Warning Signs You Need to Know – How to Predict a Suicide Attempt (2/2)
In part one I discussed the details of a study about 100 people who attempted suicide in Florida. Part two outlines the predictive factors for suicide attempts identified in this study and how we can use this information to predict who will attempt suicide.
And perhaps more importantly, how you can prevent a suicide attempt in a loved one.
Factors that Predict a Suicide Attempt
Some of these predictive factors are noticeable by others, while others are not. The biggest factor in predicting a suicide attempt, no surprise to me, is anxiety. While 80% of people who attempted suicide had a depressed mood, 92% had severe anxiety. It is my belief the nervous (anxious) energy of anxiety is often what causes people to act on their suicidal thoughts.
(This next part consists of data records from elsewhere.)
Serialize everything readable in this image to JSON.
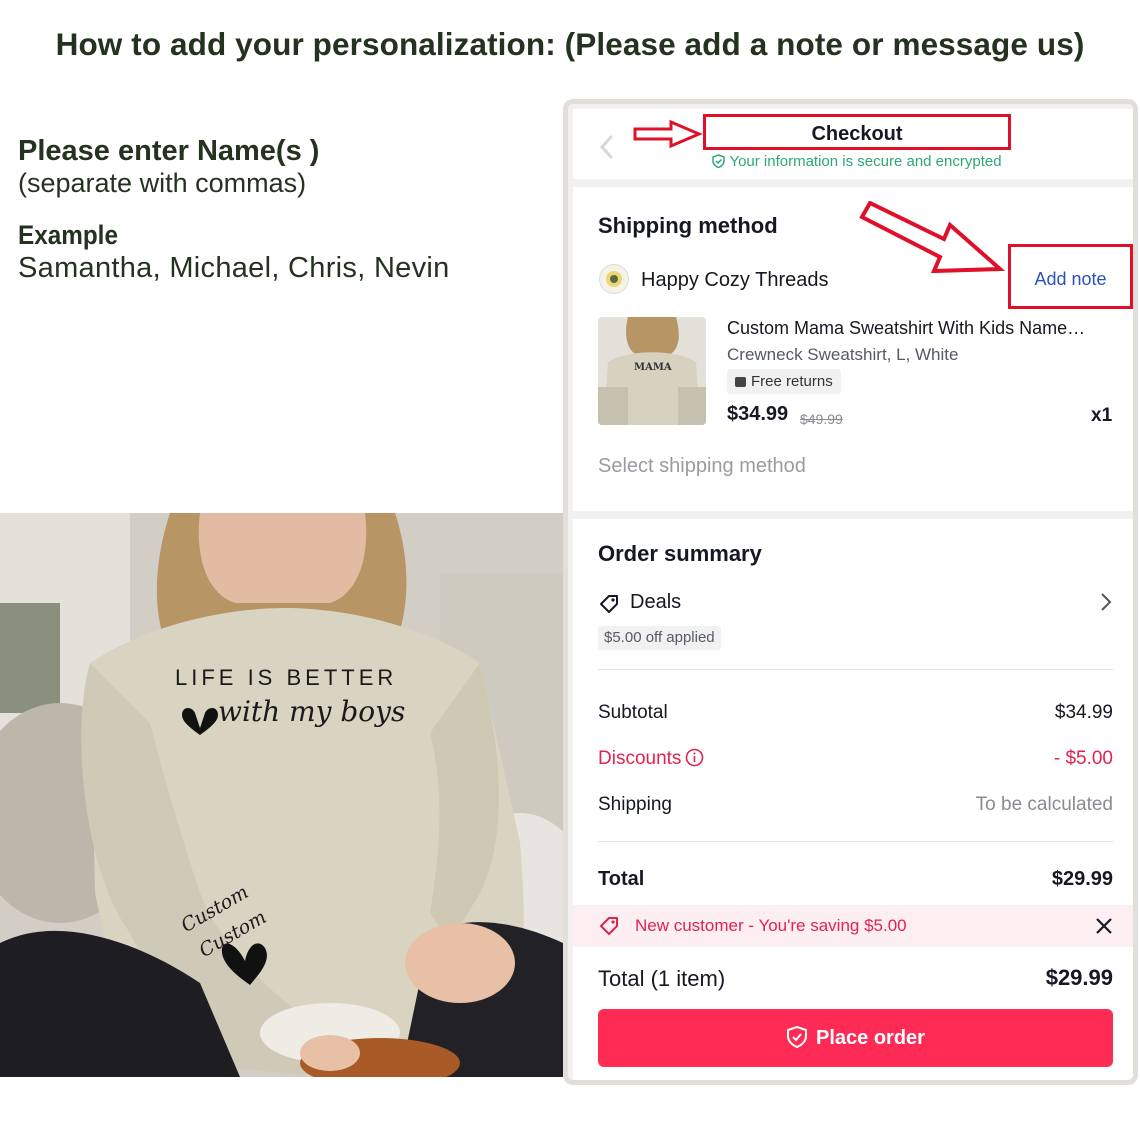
{
  "headline": "How to add your personalization: (Please add a note or message us)",
  "instructions": {
    "line1": "Please enter Name(s )",
    "line2": "(separate with commas)",
    "example_label": "Example",
    "example_value": "Samantha, Michael, Chris, Nevin"
  },
  "photo": {
    "print_line1": "LIFE IS BETTER",
    "print_line2": "with my boys",
    "sleeve_line1": "Custom",
    "sleeve_line2": "Custom"
  },
  "checkout": {
    "title": "Checkout",
    "secure_text": "Your information is secure and encrypted",
    "shipping": {
      "title": "Shipping method",
      "shop_name": "Happy Cozy Threads",
      "add_note": "Add note",
      "product": {
        "name": "Custom Mama Sweatshirt With Kids Name…",
        "variant": "Crewneck Sweatshirt, L, White",
        "returns": "Free returns",
        "price": "$34.99",
        "old_price": "$49.99",
        "quantity": "x1",
        "thumb_text": "MAMA"
      },
      "select_method": "Select shipping method"
    },
    "summary": {
      "title": "Order summary",
      "deals_label": "Deals",
      "deals_applied": "$5.00 off applied",
      "subtotal_label": "Subtotal",
      "subtotal_value": "$34.99",
      "discounts_label": "Discounts",
      "discounts_value": "- $5.00",
      "shipping_label": "Shipping",
      "shipping_value": "To be calculated",
      "total_label": "Total",
      "total_value": "$29.99"
    },
    "promo": "New customer - You're saving $5.00",
    "footer": {
      "total_label": "Total",
      "item_count": "(1 item)",
      "total_value": "$29.99",
      "place_order": "Place order"
    }
  },
  "colors": {
    "headline": "#24331f",
    "accent_red": "#fe2c55",
    "discount_red": "#e0244f",
    "annotation_red": "#e0102a",
    "secure_green": "#2fa874",
    "link_blue": "#2a52be"
  }
}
Factors determined to predict a suicide attempt, in order of predictive value:
- Severe anxiety (92%) and/or panic attacks (80%)
- Depressed mood (80%) (History of major depressive disorder – 43%)
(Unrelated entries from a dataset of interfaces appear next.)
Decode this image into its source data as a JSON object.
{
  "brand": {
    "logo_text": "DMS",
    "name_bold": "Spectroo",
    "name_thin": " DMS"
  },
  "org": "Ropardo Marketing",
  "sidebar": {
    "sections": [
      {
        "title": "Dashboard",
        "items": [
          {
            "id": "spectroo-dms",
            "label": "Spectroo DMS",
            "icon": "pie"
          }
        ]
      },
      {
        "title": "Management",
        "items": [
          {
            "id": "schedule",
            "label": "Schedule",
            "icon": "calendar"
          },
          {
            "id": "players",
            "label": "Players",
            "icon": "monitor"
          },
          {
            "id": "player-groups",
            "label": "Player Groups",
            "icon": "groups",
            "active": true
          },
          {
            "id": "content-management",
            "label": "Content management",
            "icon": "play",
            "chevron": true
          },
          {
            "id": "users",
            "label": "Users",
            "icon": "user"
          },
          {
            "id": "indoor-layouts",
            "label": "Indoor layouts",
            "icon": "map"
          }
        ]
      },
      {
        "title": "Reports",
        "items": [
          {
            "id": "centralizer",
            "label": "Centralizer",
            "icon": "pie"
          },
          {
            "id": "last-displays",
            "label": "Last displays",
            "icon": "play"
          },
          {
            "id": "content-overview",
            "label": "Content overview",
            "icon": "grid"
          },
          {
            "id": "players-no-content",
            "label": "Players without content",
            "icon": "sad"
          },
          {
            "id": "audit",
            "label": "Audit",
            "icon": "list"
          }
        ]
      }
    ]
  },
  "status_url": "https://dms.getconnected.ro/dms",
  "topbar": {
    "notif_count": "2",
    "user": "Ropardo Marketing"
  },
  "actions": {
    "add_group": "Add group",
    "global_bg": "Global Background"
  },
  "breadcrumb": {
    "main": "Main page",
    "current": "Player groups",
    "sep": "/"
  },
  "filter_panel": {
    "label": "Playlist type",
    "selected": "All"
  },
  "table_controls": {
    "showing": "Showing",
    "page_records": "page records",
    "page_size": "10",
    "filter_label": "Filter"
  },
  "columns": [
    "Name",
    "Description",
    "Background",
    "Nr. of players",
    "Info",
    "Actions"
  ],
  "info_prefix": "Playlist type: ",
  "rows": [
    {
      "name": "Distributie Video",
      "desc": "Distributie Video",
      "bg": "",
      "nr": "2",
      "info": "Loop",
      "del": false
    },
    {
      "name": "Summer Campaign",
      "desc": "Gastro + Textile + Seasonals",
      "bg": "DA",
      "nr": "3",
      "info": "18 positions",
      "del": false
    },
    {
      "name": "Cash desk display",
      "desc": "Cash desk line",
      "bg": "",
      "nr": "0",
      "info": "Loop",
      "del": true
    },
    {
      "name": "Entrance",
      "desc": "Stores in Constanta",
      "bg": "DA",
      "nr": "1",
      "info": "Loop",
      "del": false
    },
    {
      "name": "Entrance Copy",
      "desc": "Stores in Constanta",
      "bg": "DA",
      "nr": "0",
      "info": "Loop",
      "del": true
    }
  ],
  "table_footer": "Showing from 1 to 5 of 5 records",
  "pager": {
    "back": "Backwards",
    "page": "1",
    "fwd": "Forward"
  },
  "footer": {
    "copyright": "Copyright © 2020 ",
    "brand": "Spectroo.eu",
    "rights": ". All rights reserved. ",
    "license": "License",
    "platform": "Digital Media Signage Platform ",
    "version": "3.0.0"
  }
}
- Recent loss of close, personal relationship (78%)
- Substance (including alcohol) abuse (68%)
- Feelings of hopelessness (64%), helplessness (62%) and worthlessness (29%)
- Recent (within two months) onset of psychiatric symptoms (50%)
- Global insomnia (46%) partial insomnia (92%)*
- Anhedonia (43%)
- Chronic deteriorating medical illness (41%)
- Inability to maintain job or student status (36%)
- Recent onset of impulsive behavior (29%)
- Recent diagnosis of life-threatening illness (9%)
It’s worth noting that 43% were drinking at the time of the suicide attempt. Drinking alcohol increases the chances of suicide. Believe me. This one is a big deal. Those of us with a mental illness should not drink alcohol.
Non-Predictive Factors of a Suicide Attempt
Interestingly, some of the commonly known suicide risk factors were not shown to be accurate in this study. Factors that did not predict suicide attempts include:
- 69% had no persistent, significant suicidal thoughts before the suicide attempt; 84% reported fleeting thoughtsof suicide similar to those reported by hundreds ofother patients who did not attempt suicide
- 9% left a suicide note
- 67% had never attempted suicide before
- 14% had a previous suicide plan before the time of their attempted suicide
- 84% had no family history of suicidal behavior
- 17% had a psychiatric disorder history longer than six months
Sheesh. That’s startling compared to what most experts have to say about suicide attempts.
Most Disturbing Fact About Suicide Attempts
This comes as no surprise to me, but people who attempt suicide are very likely to have seen a healthcare provider in the month prior to their suicide attempt:
84% had sought the counsel of a healthcare provider in the month before their attempted suicide, seeking help for their emotional state. . . Most reported they had not been asked about their emotional state or suicidal potential during their visit. Most reported dissatisfaction with their healthcare provider.
Yes, I’d say I’m pretty dissatisfied too.
What Predicts a Suicide Attempt?
According to this study and some associated studies, I would say the major risk factors for a suicide attempt are:
- Living alone under the age of 46
- Substance use / abuse
- Diagnosis of an affective disorder (bipolar / depression)
- Recent diagnosis of illness (psychiatric or not)
- Recent onset of psychiatric symptoms
- Recent visit to a healthcare provider
- Depression; feelings of hopelessness, helplessness and worthlessness; anhedonia
- Relationship disruption / loss
- Loss of work / school functioning
- Impulsive behavior
Suicide Attempt Predictors, the Good News
If those are the predictors of a suicide attempt that’s actually good news because now we can know for what to look. We can identify high-risk people and high-risk times for ourselves and others.
I wouldn’t say the old standbys like a suicide note or making a specific plan don’t matter, because they do, but the above gives us a tangible list, backed up by data, of what really happens to people before a suicide attempt.
This information provides a starting point for conversation. Instead of just asking if the person feels suicidal or if they have written a suicide note, now there are other questions we can ask that we know pertain to suicide attempts.
Knowledge is power. This knowledge is power over suicide.
If you are feeling like you might hurt yourself or someone else, get help now. You are not alone.
Remember, this is only 100 people, which means we’re just getting an approximate, hazy picture, and not the “real” numbers. Also, most of the information had to be reported by the suicide attempter or their family and people lie.
Also, this is the data of people who attempt suicide which isn’t the same thing as committing suicide. (A subject for another day, perhaps.)
* Partial insomnia is defined as difficulty falling asleep, sleep continuity disorder or early morning awakenings.
About Natasha Tracy
Natasha Tracy is an award-winning writer, speaker and consultant from the Pacific Northwest. She has been living with bipolar disorder for 18 years and has written more than 1000 articles on the subject.